Blockchain technology promises to be one of the most disruptive forces in financial markets in this century. Keen investors recognise this and have thrown lots of money at blockchain campaigns. The biggest crowdfunding campaign was for the DAO, the “decentralised autonomous organization”, a stateless virtual entity that gives one a headache just trying to understand it. Despite the headaches, the campaign for the DAO raised $150 million. The DAO operated on the Ethereum platform, and in June 2016, hackers broke in and made off with a third of the funds in the DAO. In order to restore the funds, Ethereum instituted a “Hard fork“, a mechanism that creates a new blockchain to which participants in the old blockchain must gradually migrate, as the old chain is no longer valid. The participants in the blockchain vote for or against a fork, and by creating the hard fork, Ethereum restored funds to those affected by the hack.
Blockchain is good for crowdfunding too
Blockchain has also become the new platform for crowdfunding. One of the disadvantages in funding via conventional sites such as Kickstarter is that they take a good cut of funds collected as intermediaries in the process. Contrast this with CCEDK’s OpenLedger, a blockchain platform where the entrepreneur can launch and start trading before being fully funded, using crypto-currency. This could be the future of crowdfunding. It gives true freedom to the entrepreneur to solicit funds without interference.
Regulating the sharing economy
Crowdfunding will definitely have a disruptive effect on traditional lending in the next few years. While banks and venture capitalists are mainly involved in macro-loans, the micro-loans that crowdfunding support create new small businesses and erode this market for banks and credit granters. The potential of crowdfunding has been recognised by governments, which are gradually introducing new, less restrictive legislature that enables lending by individuals to start-ups, via removing of restrictions where necessary and tax reductions and incentives.
In 2012, the US government tabled the JOBS (Jumpstart Our Business Startups) Act. Section III of this act specifically addresses crowdfunding, and the platforms that support it. The intention is that the crowdfunding platforms will provide much of the regulation required, taking the burden off the State and ensuring the minimum of doubtful projects.
Europe has been a bit slower to react. Great Britain recently recognised a tax exemption for sharing economy income up to €2500. Recently Belgium has entered into the fray, with the recognition of the “sharing economy”, by reducing the tax on services which are in this scope and do not exceed €5000 in income to a tax of 10%, down from 33%. Just as in the US, much of the regulation is laid at the door of the crowdfunding platforms. What is interesting in Belgium’s case is that this comes from the Ministry of Digital Agenda and Telecom, and not Employment, Economy and Consumer Affairs.
What the future holds

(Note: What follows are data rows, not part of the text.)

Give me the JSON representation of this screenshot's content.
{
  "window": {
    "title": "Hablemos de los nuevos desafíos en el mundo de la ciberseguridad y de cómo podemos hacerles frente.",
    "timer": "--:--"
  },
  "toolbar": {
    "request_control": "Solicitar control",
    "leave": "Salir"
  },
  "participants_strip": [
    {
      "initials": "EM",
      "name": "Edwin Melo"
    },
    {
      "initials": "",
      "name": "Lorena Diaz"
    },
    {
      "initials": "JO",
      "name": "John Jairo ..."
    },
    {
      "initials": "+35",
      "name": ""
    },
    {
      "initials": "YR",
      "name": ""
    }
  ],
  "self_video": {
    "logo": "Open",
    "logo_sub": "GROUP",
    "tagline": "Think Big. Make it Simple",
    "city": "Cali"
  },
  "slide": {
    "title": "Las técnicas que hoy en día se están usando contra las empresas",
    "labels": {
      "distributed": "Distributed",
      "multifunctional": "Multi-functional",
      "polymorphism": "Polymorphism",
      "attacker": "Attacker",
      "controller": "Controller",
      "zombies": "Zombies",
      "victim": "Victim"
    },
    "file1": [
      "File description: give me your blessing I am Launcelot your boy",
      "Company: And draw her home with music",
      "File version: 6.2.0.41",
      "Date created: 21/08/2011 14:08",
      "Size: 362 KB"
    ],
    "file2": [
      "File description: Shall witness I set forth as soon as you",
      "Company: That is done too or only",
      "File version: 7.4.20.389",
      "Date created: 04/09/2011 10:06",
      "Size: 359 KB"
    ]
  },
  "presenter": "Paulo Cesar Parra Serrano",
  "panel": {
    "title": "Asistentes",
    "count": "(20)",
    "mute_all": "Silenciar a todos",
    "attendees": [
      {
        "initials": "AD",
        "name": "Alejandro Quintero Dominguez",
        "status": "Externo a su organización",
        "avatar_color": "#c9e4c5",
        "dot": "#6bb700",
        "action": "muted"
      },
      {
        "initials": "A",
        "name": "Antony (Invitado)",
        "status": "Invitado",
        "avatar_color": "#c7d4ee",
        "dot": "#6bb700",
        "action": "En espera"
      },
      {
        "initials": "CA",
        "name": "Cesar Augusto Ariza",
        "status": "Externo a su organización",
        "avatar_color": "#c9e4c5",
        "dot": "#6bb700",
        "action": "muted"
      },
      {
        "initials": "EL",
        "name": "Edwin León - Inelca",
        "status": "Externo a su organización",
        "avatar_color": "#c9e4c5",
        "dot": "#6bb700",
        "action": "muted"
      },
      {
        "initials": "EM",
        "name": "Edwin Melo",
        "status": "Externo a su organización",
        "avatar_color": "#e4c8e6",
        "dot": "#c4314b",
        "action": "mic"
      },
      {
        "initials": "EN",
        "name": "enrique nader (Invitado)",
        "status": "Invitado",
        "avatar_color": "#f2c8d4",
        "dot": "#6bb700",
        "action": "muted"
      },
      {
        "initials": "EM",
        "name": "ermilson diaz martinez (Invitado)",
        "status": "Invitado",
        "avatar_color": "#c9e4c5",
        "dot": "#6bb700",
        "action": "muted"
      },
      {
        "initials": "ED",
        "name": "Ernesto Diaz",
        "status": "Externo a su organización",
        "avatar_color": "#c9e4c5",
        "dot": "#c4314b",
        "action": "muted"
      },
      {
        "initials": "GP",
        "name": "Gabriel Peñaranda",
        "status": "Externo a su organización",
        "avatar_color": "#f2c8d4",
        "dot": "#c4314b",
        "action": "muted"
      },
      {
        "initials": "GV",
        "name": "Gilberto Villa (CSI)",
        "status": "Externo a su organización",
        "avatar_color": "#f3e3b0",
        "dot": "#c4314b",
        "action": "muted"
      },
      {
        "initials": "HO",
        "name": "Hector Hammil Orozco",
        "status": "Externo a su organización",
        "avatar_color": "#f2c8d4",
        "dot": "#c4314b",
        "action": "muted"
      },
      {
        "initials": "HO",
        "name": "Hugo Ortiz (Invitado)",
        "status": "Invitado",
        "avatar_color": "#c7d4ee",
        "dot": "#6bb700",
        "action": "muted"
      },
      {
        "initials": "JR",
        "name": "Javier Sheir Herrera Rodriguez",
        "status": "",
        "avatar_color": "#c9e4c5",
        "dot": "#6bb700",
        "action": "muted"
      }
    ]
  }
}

Despite the cautionary tales above and many more that we did not highlight, crowdfunding is here to stay, although the blockchain models could disrupt the current industry. All predictions for crowdfunding are positive. It was estimated that crowdfunding would exceed venture capital funding for the first time during 2016. Although the results are not in yet, research from the World Bank estimates the global investment in crowdfunding by 2020 will exceed $90 billion. Most of the growth will occur in the developing world. China has become a strong adopter of crowdfunding. This probably relates to the change in the economy from manufacture-based to service-based and the rise of small entrepreneurs. What is harder to predict is what the impact will be on the traditional lenders – they will probably need to build or buy their own crowdfunding platforms if they want to stay relevant to small borrowers. They should also be looking at a blockchain model for sustainability.